#### YOUR ASSIGNMENT
Copy the lines below, beginning with the one that contains "Output a JSON" and continuing through the final line, exactly as written and with no other lines.

*** Block opens ***

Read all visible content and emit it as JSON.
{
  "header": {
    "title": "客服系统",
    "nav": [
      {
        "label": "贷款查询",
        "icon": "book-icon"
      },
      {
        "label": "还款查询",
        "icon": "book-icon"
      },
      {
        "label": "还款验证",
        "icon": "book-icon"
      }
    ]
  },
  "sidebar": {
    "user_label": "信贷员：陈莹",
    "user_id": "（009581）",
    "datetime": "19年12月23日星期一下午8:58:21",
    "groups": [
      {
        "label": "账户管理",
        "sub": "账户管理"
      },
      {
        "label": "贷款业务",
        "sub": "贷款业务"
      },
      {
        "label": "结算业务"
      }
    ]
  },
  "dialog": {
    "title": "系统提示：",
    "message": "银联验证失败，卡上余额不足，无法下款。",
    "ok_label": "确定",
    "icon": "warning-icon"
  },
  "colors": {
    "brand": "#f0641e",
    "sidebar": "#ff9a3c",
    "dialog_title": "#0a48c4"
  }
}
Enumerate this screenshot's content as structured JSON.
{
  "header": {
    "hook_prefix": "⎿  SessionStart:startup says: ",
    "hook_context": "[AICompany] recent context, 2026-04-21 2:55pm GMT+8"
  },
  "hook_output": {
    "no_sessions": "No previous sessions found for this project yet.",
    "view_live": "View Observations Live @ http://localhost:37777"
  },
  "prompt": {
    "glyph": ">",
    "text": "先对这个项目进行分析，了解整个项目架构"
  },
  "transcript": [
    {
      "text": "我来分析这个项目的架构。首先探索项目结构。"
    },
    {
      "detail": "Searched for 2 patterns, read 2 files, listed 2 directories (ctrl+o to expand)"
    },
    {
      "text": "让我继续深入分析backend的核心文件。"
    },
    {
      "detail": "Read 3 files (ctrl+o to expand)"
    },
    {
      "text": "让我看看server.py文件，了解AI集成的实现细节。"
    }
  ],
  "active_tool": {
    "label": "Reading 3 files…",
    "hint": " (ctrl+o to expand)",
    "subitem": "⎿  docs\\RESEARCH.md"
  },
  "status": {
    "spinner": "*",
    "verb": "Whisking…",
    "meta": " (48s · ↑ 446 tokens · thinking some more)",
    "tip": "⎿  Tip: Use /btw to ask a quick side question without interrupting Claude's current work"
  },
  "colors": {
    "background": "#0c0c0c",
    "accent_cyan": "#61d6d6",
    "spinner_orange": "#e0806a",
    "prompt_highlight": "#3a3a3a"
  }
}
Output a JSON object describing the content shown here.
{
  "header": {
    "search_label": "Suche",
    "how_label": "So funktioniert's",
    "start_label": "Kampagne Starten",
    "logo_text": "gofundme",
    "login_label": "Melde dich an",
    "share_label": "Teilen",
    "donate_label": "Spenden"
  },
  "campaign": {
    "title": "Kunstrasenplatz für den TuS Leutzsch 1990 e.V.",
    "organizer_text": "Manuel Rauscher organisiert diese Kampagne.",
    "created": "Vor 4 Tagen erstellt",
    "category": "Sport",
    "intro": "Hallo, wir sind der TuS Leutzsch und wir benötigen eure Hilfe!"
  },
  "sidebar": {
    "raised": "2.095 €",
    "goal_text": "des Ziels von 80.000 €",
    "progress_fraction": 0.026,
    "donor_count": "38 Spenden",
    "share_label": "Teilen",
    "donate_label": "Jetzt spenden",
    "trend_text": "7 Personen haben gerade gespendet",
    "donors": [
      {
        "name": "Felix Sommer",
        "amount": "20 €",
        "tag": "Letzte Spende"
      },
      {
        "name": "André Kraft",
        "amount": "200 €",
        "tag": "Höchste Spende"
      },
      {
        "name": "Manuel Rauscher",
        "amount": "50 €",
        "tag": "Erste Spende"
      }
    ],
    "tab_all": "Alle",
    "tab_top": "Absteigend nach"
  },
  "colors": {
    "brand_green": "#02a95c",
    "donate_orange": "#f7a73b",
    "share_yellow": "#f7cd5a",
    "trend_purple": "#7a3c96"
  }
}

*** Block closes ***

#### ANSWER SPACE
Output a JSON object describing the content shown here.
{
  "header": {
    "search_label": "Suche",
    "how_label": "So funktioniert's",
    "start_label": "Kampagne Starten",
    "logo_text": "gofundme",
    "login_label": "Melde dich an",
    "share_label": "Teilen",
    "donate_label": "Spenden"
  },
  "campaign": {
    "title": "Kunstrasenplatz für den TuS Leutzsch 1990 e.V.",
    "organizer_text": "Manuel Rauscher organisiert diese Kampagne.",
    "created": "Vor 4 Tagen erstellt",
    "category": "Sport",
    "intro": "Hallo, wir sind der TuS Leutzsch und wir benötigen eure Hilfe!"
  },
  "sidebar": {
    "raised": "2.095 €",
    "goal_text": "des Ziels von 80.000 €",
    "progress_fraction": 0.026,
    "donor_count": "38 Spenden",
    "share_label": "Teilen",
    "donate_label": "Jetzt spenden",
    "trend_text": "7 Personen haben gerade gespendet",
    "donors": [
      {
        "name": "Felix Sommer",
        "amount": "20 €",
        "tag": "Letzte Spende"
      },
      {
        "name": "André Kraft",
        "amount": "200 €",
        "tag": "Höchste Spende"
      },
      {
        "name": "Manuel Rauscher",
        "amount": "50 €",
        "tag": "Erste Spende"
      }
    ],
    "tab_all": "Alle",
    "tab_top": "Absteigend nach"
  },
  "colors": {
    "brand_green": "#02a95c",
    "donate_orange": "#f7a73b",
    "share_yellow": "#f7cd5a",
    "trend_purple": "#7a3c96"
  }
}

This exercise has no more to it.